Some Places to Go For More Information.
If you feel like you know quite a bit about web design now, but you’d really like to explore the details a bit more, then this is the article for you. As web designers are, by their nature, very likely to be web users and website owners, there’s a wealth of information and discussion forums on the web, all free to read or participate in. I’m going to give you a few websites that are my first port of call when I have a problem or I’m curious about something, in the hope that they’ll be useful to you too.
W3Schools (www.w3schools.com). A great resource, with free tutorials on everything from HTML to CSS to ASP. It offers a ‘try it yourself’ editor that lets you edit example code and see the results straightaway, as well as comprehensive language references. I go to W3Schools first when I forget the name of an obscure CSS property or wonder if there’s an HTML tag suitable for a certain purpose – they’re all there.
A List Apart (www.alistapart.com). A web magazine for web designers, it’s very good for ‘how to’ articles covering more complicated subjects, especially when it comes to CSS. The writers at A List Apart are very good at working around CSS’ shortcomings and offering practical workarounds and solutions that you can take and use on your own website.
Digital Web Magazine (www.digital-web.com). Weekly pieces on issues relevant to web designers, with a focus on web design and accessibility. It tends to be especially good for reviews of the latest web design books, and analysis of current trends.
The Web Style Guide (www.webstyleguide.com). If you’re a writer, you need to read The Elements of Style, and if you’re a web designer you need to read the Web Style Guide. It is, essentially, an online book, giving best practices for many different aspects of web design. If you’re looking for general strategies, it’s a very good read.
Webmaster World (www.webmasterworld.com). An excellent place to watch for the latest news relevant to webmasters – if something is going on with a search engine, or there’s a new advertising service out, then Webmaster World will have the news, as well as lots of comment and analysis from people who run big, successful websites. Well worth checking daily.
About Web Design (webdesign.about.com). A resource that mostly sticks to the basics, but covers all of them, and covers them well. If you’re trying to do something that seems like it should be quite simple and you’d like a step-by-step guide, About Web Design is a good place to go.
Web Design Bits (www.webdesignbits.com). Web design tutorials with a focus on those big, difficult to use programs, like Flash and Photoshop. Especially good if you’re trying to achieve advanced effects in Photoshop without having to learn it inside out. The tutorials linked to are off-site, making it a good way to find other useful web design websites.
Web Design Forums (www.webdesignforums.net). A pretty comprehensive set of forums about web design, and a very good place to go if you’re having a problem that you haven’t been able to solve for yourself. As long as you take the time to find the right forum to post your question in, you should find the people there helpful and knowledgeable.
The Site Wizard (www.thesitewizard.com). This site has a sprawling, categorised set of web design articles – if you want an article about something, you can probably find it here.

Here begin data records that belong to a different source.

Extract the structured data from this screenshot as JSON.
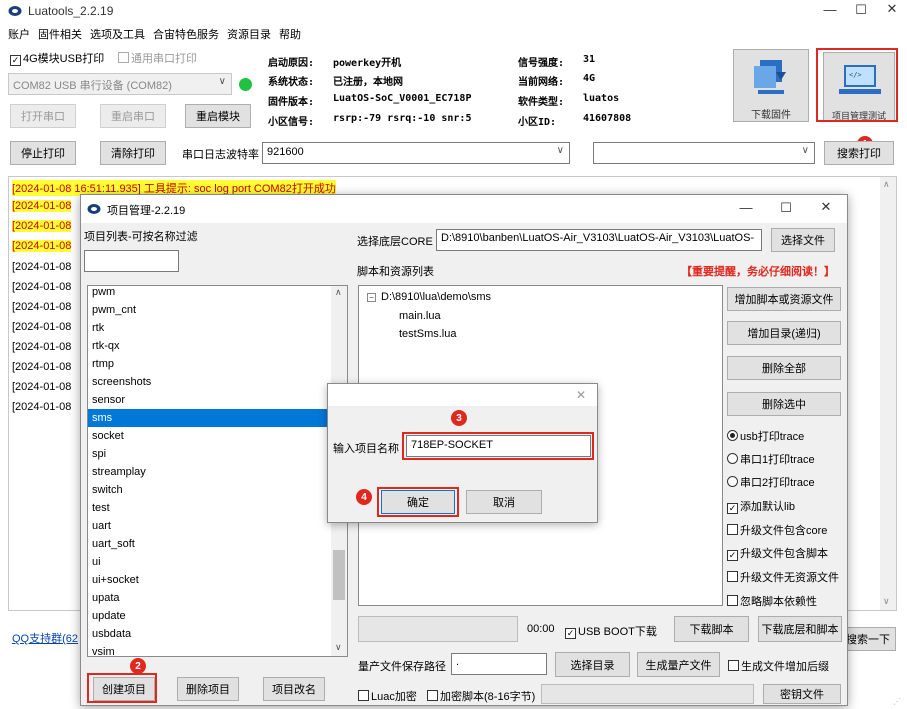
{
  "app": {
    "title": "Luatools_2.2.19"
  },
  "menu": [
    "账户",
    "固件相关",
    "选项及工具",
    "合宙特色服务",
    "资源目录",
    "帮助"
  ],
  "toolbar": {
    "chk_usb_print": "4G模块USB打印",
    "chk_uart_print": "通用串口打印",
    "port_select": "COM82 USB 串行设备 (COM82)",
    "open_port": "打开串口",
    "restart_port": "重启串口",
    "restart_module": "重启模块",
    "stop_print": "停止打印",
    "clear_print": "清除打印",
    "baud_label": "串口日志波特率",
    "baud_value": "921600",
    "search_print": "搜索打印",
    "download_firmware": "下载固件",
    "project_mgmt": "项目管理测试"
  },
  "device_info": {
    "boot_reason_label": "启动原因:",
    "boot_reason": "powerkey开机",
    "system_status_label": "系统状态:",
    "system_status": "已注册，本地网",
    "firmware_label": "固件版本:",
    "firmware": "LuatOS-SoC_V0001_EC718P",
    "cell_label": "小区信号:",
    "cell": "rsrp:-79 rsrq:-10 snr:5",
    "signal_label": "信号强度:",
    "signal": "31",
    "network_label": "当前网络:",
    "network": "4G",
    "software_label": "软件类型:",
    "software": "luatos",
    "cell_id_label": "小区ID:",
    "cell_id": "41607808"
  },
  "log": {
    "first_line": "[2024-01-08 16:51:11.935] 工具提示: soc log port COM82打开成功",
    "prefix": "[2024-01-08",
    "qq_link": "QQ支持群(62",
    "search_one": "搜索一下"
  },
  "pm": {
    "title": "项目管理-2.2.19",
    "list_label": "项目列表-可按名称过滤",
    "projects": [
      "pwm",
      "pwm_cnt",
      "rtk",
      "rtk-qx",
      "rtmp",
      "screenshots",
      "sensor",
      "sms",
      "socket",
      "spi",
      "streamplay",
      "switch",
      "test",
      "uart",
      "uart_soft",
      "ui",
      "ui+socket",
      "upata",
      "update",
      "usbdata",
      "vsim"
    ],
    "selected_project": "sms",
    "core_label": "选择底层CORE",
    "core_path": "D:\\8910\\banben\\LuatOS-Air_V3103\\LuatOS-Air_V3103\\LuatOS-",
    "select_file": "选择文件",
    "scripts_label": "脚本和资源列表",
    "warning": "【重要提醒，务必仔细阅读！】",
    "tree_root": "D:\\8910\\lua\\demo\\sms",
    "tree_files": [
      "main.lua",
      "testSms.lua"
    ],
    "add_script": "增加脚本或资源文件",
    "add_dir": "增加目录(递归)",
    "delete_all": "删除全部",
    "delete_selected": "删除选中",
    "opt_usb_trace": "usb打印trace",
    "opt_uart1_trace": "串口1打印trace",
    "opt_uart2_trace": "串口2打印trace",
    "opt_add_lib": "添加默认lib",
    "opt_upgrade_core": "升级文件包含core",
    "opt_upgrade_script": "升级文件包含脚本",
    "opt_upgrade_nores": "升级文件无资源文件",
    "opt_ignore_deps": "忽略脚本依赖性",
    "time": "00:00",
    "usb_boot": "USB BOOT下载",
    "download_script": "下载脚本",
    "download_core_script": "下载底层和脚本",
    "mass_path_label": "量产文件保存路径",
    "mass_path_value": ".",
    "select_dir": "选择目录",
    "generate_mass": "生成量产文件",
    "suffix_opt": "生成文件增加后缀",
    "luac_encrypt": "Luac加密",
    "encrypt_script": "加密脚本(8-16字节)",
    "key_file": "密钥文件",
    "create_project": "创建项目",
    "delete_project": "删除项目",
    "rename_project": "项目改名"
  },
  "dialog": {
    "label": "输入项目名称",
    "value": "718EP-SOCKET",
    "ok": "确定",
    "cancel": "取消"
  },
  "badges": [
    "1",
    "2",
    "3",
    "4"
  ],
  "colors": {
    "accent": "#0078d7",
    "highlight": "#ff3",
    "annotation": "#e0281e",
    "status_dot": "#21c141"
  }
}
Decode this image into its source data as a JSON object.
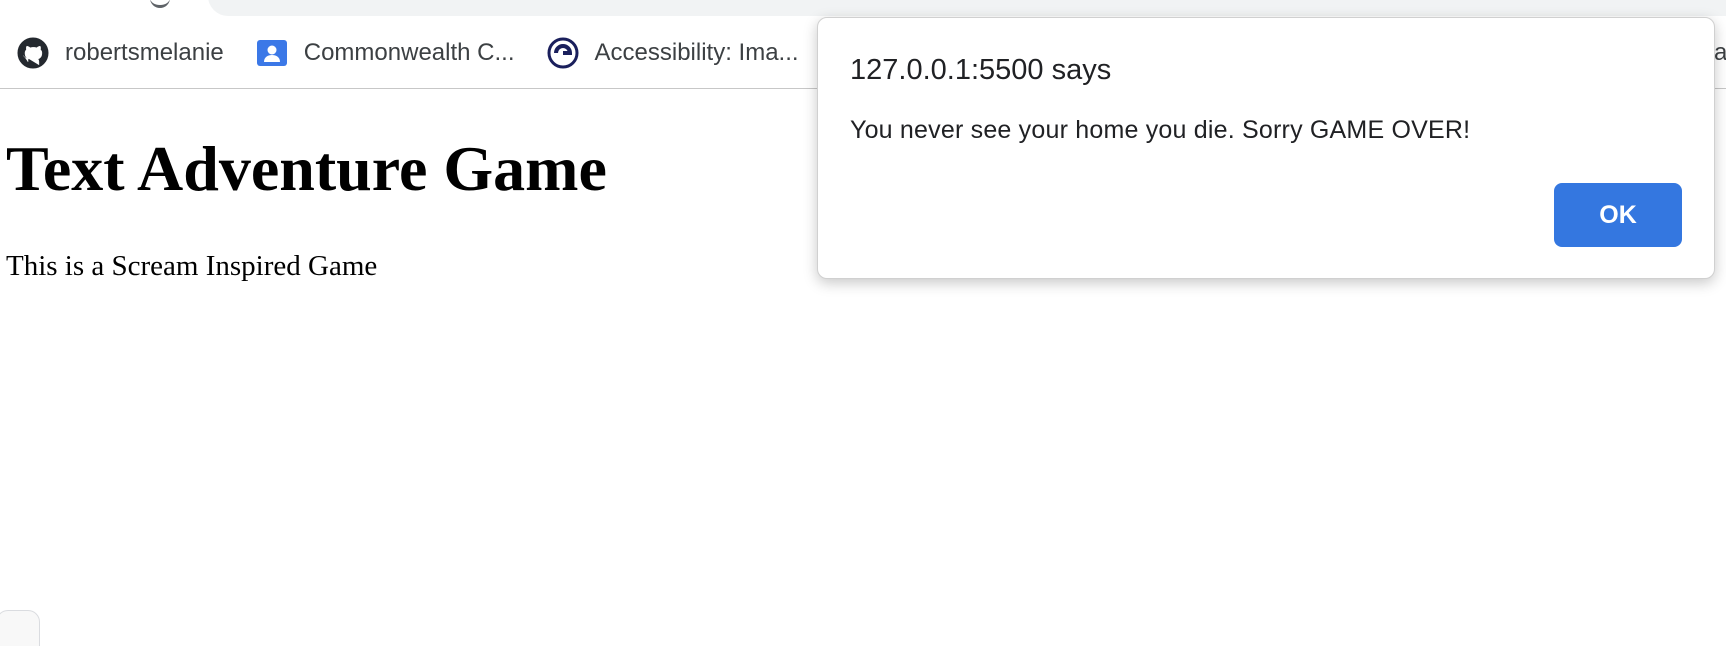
{
  "bookmarks": [
    {
      "label": "robertsmelanie",
      "icon": "github-icon"
    },
    {
      "label": "Commonwealth C...",
      "icon": "contact-card-icon"
    },
    {
      "label": "Accessibility: Ima...",
      "icon": "accessibility-site-icon"
    }
  ],
  "bookmarks_overflow_glyph": "ar",
  "page": {
    "title": "Text Adventure Game",
    "subtitle": "This is a Scream Inspired Game"
  },
  "dialog": {
    "title": "127.0.0.1:5500 says",
    "message": "You never see your home you die. Sorry GAME OVER!",
    "ok_label": "OK"
  },
  "colors": {
    "ok_button": "#3477e0",
    "contact_icon": "#3b78e7",
    "accessibility_icon": "#1a1f5c"
  }
}
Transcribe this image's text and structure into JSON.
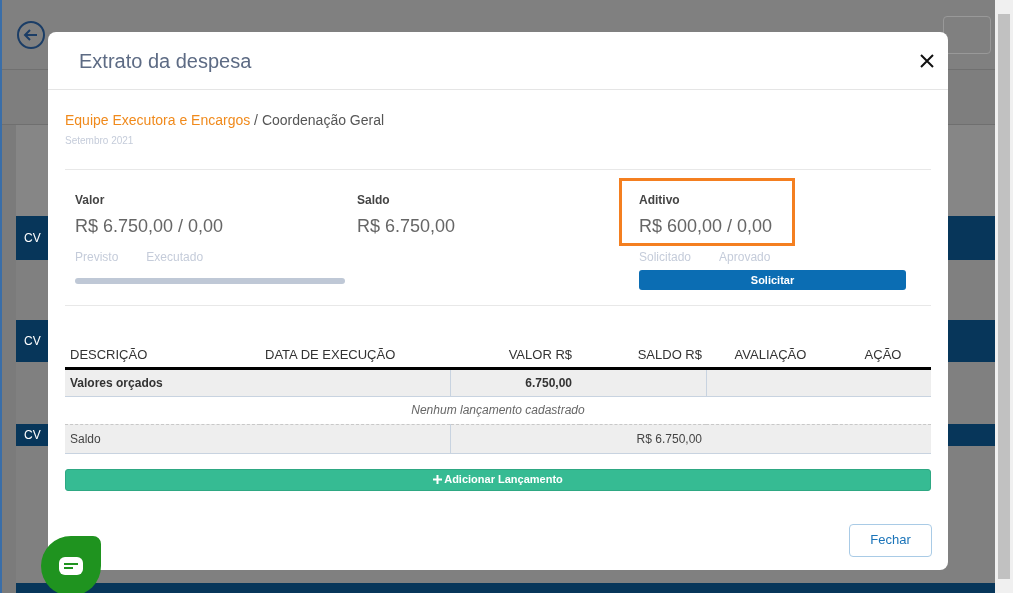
{
  "background": {
    "group_labels": [
      "CV",
      "CV",
      "CV"
    ]
  },
  "modal": {
    "title": "Extrato da despesa",
    "breadcrumb": {
      "category": "Equipe Executora e Encargos",
      "separator": " / ",
      "item": "Coordenação Geral"
    },
    "period": "Setembro 2021",
    "summary": [
      {
        "kind": "progress",
        "label": "Valor",
        "value": "R$ 6.750,00 / 0,00",
        "captions": [
          "Previsto",
          "Executado"
        ],
        "level": 0,
        "highlighted": false
      },
      {
        "kind": "plain",
        "label": "Saldo",
        "value": "R$ 6.750,00",
        "highlighted": false
      },
      {
        "kind": "action",
        "label": "Aditivo",
        "value": "R$ 600,00 / 0,00",
        "captions": [
          "Solicitado",
          "Aprovado"
        ],
        "button": "Solicitar",
        "highlighted": true
      }
    ],
    "table": {
      "columns": [
        "DESCRIÇÃO",
        "DATA DE EXECUÇÃO",
        "VALOR R$",
        "SALDO R$",
        "AVALIAÇÃO",
        "AÇÃO"
      ],
      "budget_row": {
        "label": "Valores orçados",
        "value": "6.750,00"
      },
      "empty_message": "Nenhum lançamento cadastrado",
      "balance_row": {
        "label": "Saldo",
        "value": "R$ 6.750,00"
      }
    },
    "add_button": "Adicionar Lançamento",
    "close_button": "Fechar"
  }
}
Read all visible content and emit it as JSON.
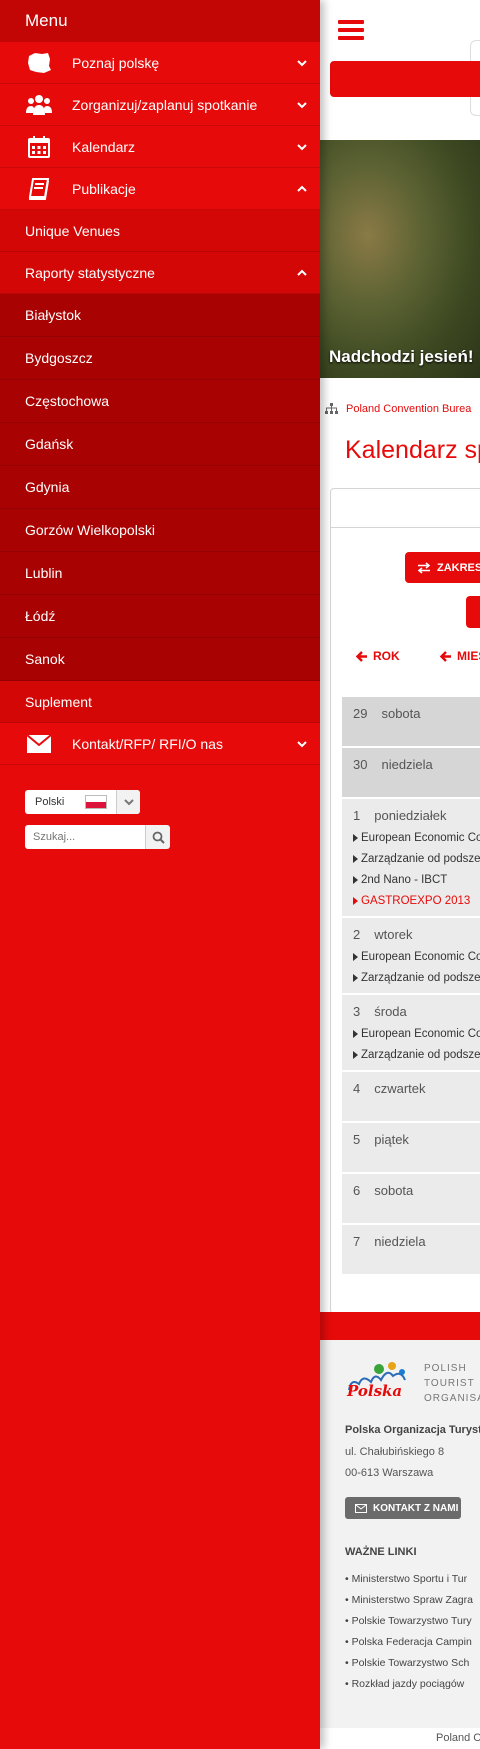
{
  "sidebar": {
    "title": "Menu",
    "items": [
      {
        "label": "Poznaj polskę",
        "icon": "poland-map-icon",
        "expanded": false
      },
      {
        "label": "Zorganizuj/zaplanuj spotkanie",
        "icon": "people-icon",
        "expanded": false
      },
      {
        "label": "Kalendarz",
        "icon": "calendar-icon",
        "expanded": false
      },
      {
        "label": "Publikacje",
        "icon": "book-icon",
        "expanded": true
      },
      {
        "label": "Kontakt/RFP/ RFI/O nas",
        "icon": "envelope-icon",
        "expanded": false
      }
    ],
    "publikacje_sub": [
      {
        "label": "Unique Venues"
      },
      {
        "label": "Raporty statystyczne",
        "expanded": true
      }
    ],
    "cities": [
      "Białystok",
      "Bydgoszcz",
      "Częstochowa",
      "Gdańsk",
      "Gdynia",
      "Gorzów Wielkopolski",
      "Lublin",
      "Łódź",
      "Sanok"
    ],
    "suplement": "Suplement",
    "language": "Polski",
    "search_placeholder": "Szukaj..."
  },
  "main": {
    "hero_caption": "Nadchodzi jesień!",
    "breadcrumb": "Poland Convention Burea",
    "page_title": "Kalendarz spo",
    "range_button": "ZAKRES",
    "nav": {
      "year": "ROK",
      "month": "MIES"
    },
    "days": [
      {
        "num": "29",
        "name": "sobota",
        "events": []
      },
      {
        "num": "30",
        "name": "niedziela",
        "events": []
      },
      {
        "num": "1",
        "name": "poniedziałek",
        "events": [
          {
            "title": "European Economic Congr",
            "highlight": false
          },
          {
            "title": "Zarządzanie od podszewki",
            "highlight": false
          },
          {
            "title": "2nd Nano - IBCT",
            "highlight": false
          },
          {
            "title": "GASTROEXPO 2013",
            "highlight": true
          }
        ]
      },
      {
        "num": "2",
        "name": "wtorek",
        "events": [
          {
            "title": "European Economic Congr",
            "highlight": false
          },
          {
            "title": "Zarządzanie od podszewki",
            "highlight": false
          }
        ]
      },
      {
        "num": "3",
        "name": "środa",
        "events": [
          {
            "title": "European Economic Congr",
            "highlight": false
          },
          {
            "title": "Zarządzanie od podszewki",
            "highlight": false
          }
        ]
      },
      {
        "num": "4",
        "name": "czwartek",
        "events": []
      },
      {
        "num": "5",
        "name": "piątek",
        "events": []
      },
      {
        "num": "6",
        "name": "sobota",
        "events": []
      },
      {
        "num": "7",
        "name": "niedziela",
        "events": []
      }
    ]
  },
  "footer": {
    "logo_text": "Polska",
    "org_lines": [
      "POLISH",
      "TOURIST",
      "ORGANISAT"
    ],
    "org_name": "Polska Organizacja Turysty",
    "address1": "ul. Chałubińskiego 8",
    "address2": "00-613 Warszawa",
    "contact_button": "KONTAKT Z NAMI",
    "links_title": "WAŻNE LINKI",
    "links": [
      "• Ministerstwo Sportu i Tur",
      "• Ministerstwo Spraw Zagra",
      "• Polskie Towarzystwo Tury",
      "• Polska Federacja Campin",
      "• Polskie Towarzystwo Sch",
      "• Rozkład jazdy pociągów"
    ],
    "copyright": "Poland C"
  },
  "colors": {
    "brand_red": "#e60a0a",
    "dark_red": "#a90202"
  }
}
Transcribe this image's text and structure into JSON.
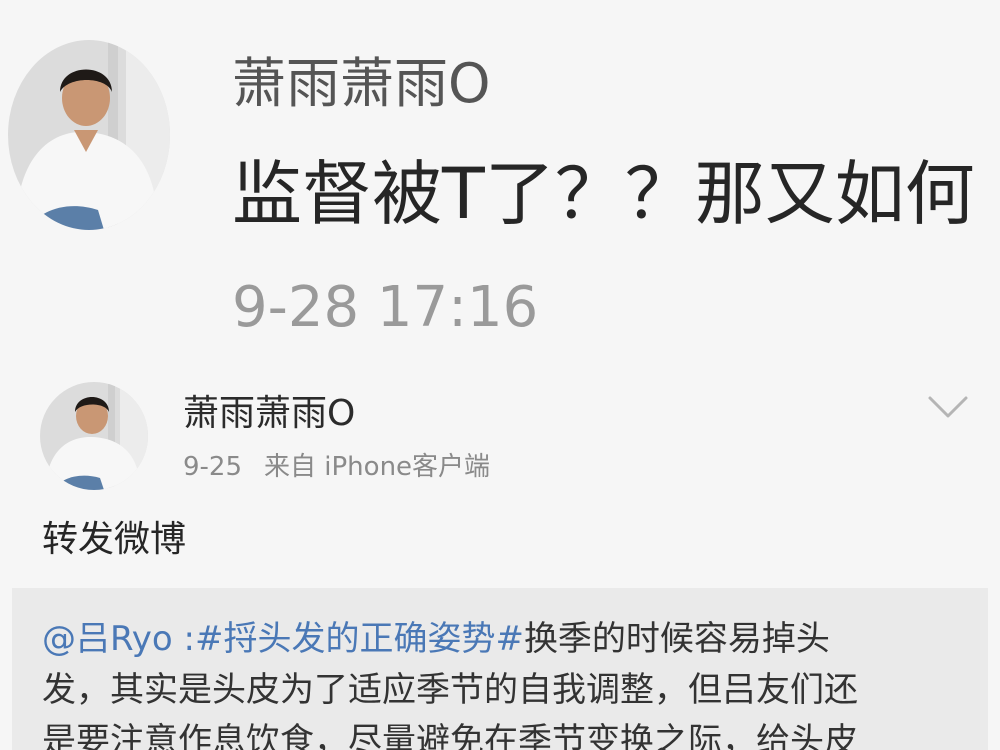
{
  "comment": {
    "author": "萧雨萧雨O",
    "text": "监督被T了？？那又如何",
    "time": "9-28 17:16"
  },
  "post": {
    "author": "萧雨萧雨O",
    "date": "9-25",
    "source": "来自 iPhone客户端",
    "body": "转发微博",
    "menu_icon": "chevron-down-icon"
  },
  "quoted": {
    "mention": "@吕Ryo",
    "colon": " :",
    "hashtag": "#捋头发的正确姿势#",
    "line1_rest": "换季的时候容易掉头",
    "line2": "发，其实是头皮为了适应季节的自我调整，但吕友们还",
    "line3": "是要注意作息饮食，尽量避免在季节变换之际，给头皮"
  },
  "colors": {
    "background": "#f6f6f6",
    "quoted_background": "#eaeaea",
    "link": "#4a78b6",
    "meta_gray": "#8a8a8a"
  }
}
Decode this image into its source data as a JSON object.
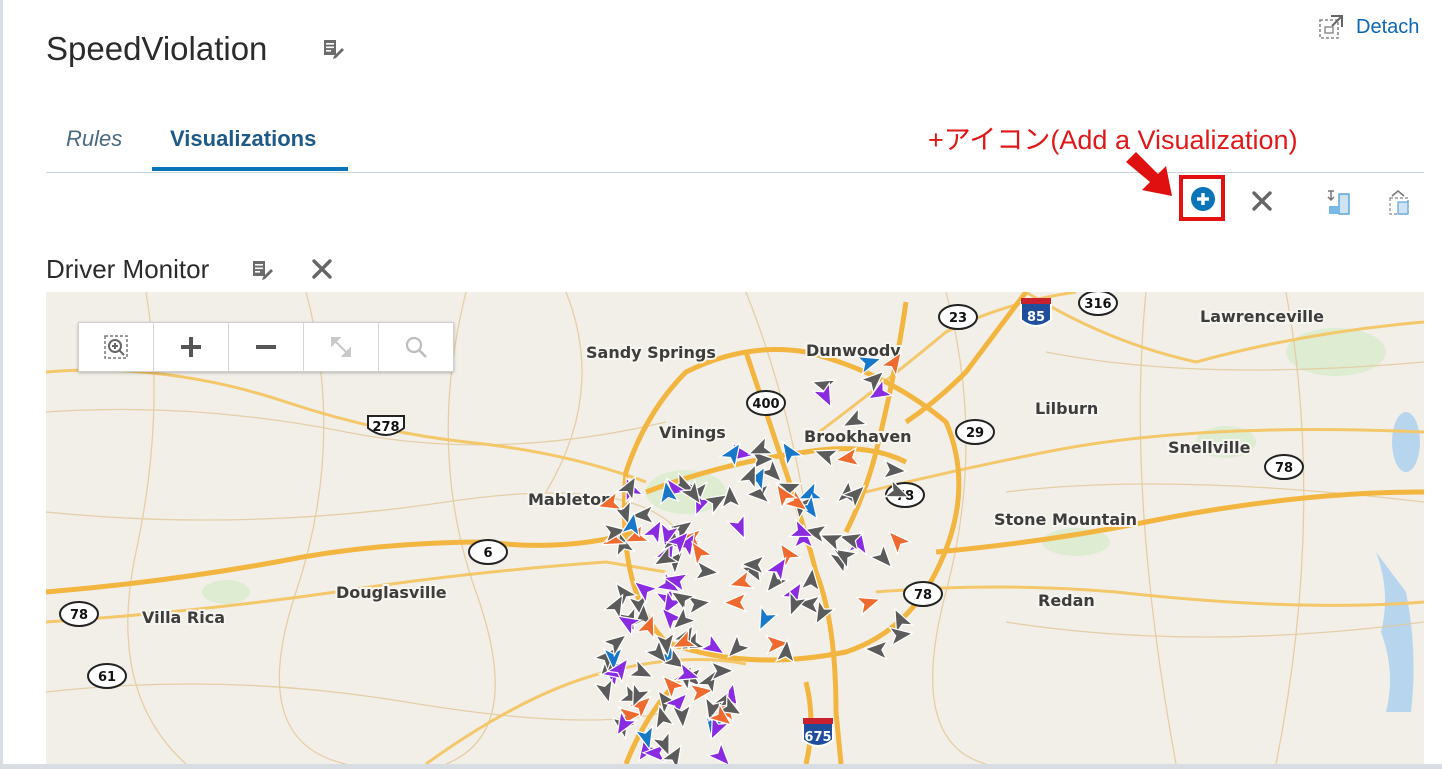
{
  "header": {
    "title": "SpeedViolation",
    "detach_label": "Detach"
  },
  "tabs": [
    {
      "label": "Rules",
      "selected": false
    },
    {
      "label": "Visualizations",
      "selected": true
    }
  ],
  "annotation": {
    "text": "+アイコン(Add a Visualization)",
    "color": "#e11818"
  },
  "toolbar": {
    "icons": [
      "add-circle-icon",
      "close-icon",
      "layout-icon",
      "flip-layout-icon"
    ]
  },
  "visualization": {
    "title": "Driver Monitor",
    "map_tools": [
      "zoom-to-fit-icon",
      "zoom-in-icon",
      "zoom-out-icon",
      "pan-icon",
      "search-icon"
    ],
    "cities": [
      "Sandy Springs",
      "Dunwoody",
      "Lawrenceville",
      "Lilburn",
      "Vinings",
      "Brookhaven",
      "Snellville",
      "Mableton",
      "Stone Mountain",
      "Douglasville",
      "Villa Rica",
      "Redan"
    ],
    "route_shields": [
      "316",
      "23",
      "400",
      "278",
      "29",
      "78",
      "78",
      "6",
      "78",
      "78",
      "61"
    ],
    "interstate_shields": [
      "85",
      "675"
    ],
    "marker_colors": {
      "gray": "#5b5b5b",
      "purple": "#8a2be2",
      "blue": "#1777c9",
      "orange": "#ef6a2f"
    }
  },
  "colors": {
    "accent": "#0a74b8",
    "link": "#0a66b7",
    "annotation_red": "#e21212"
  }
}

It tends to be especially good if you’re looking for a guide for how to do something with a specific program.
SitePoint (www.sitepoint.com). Although it can feel advertising-heavy, SitePoint is a good resource for articles about web design. The articles tend to be slanted towards online business and other ways of making money online, although there are plenty of design tricks there that would be useful to anyway. They also have a very active and useful set of forums.
The W3C (www.w3c.org). Finally, it’s worth giving a mention to the web’s official standards body, the W3C. They have the authoritative copies of the specifications for open web languages like HTML and CSS. You can also take a look at the working groups, who are working on the future of the web right now.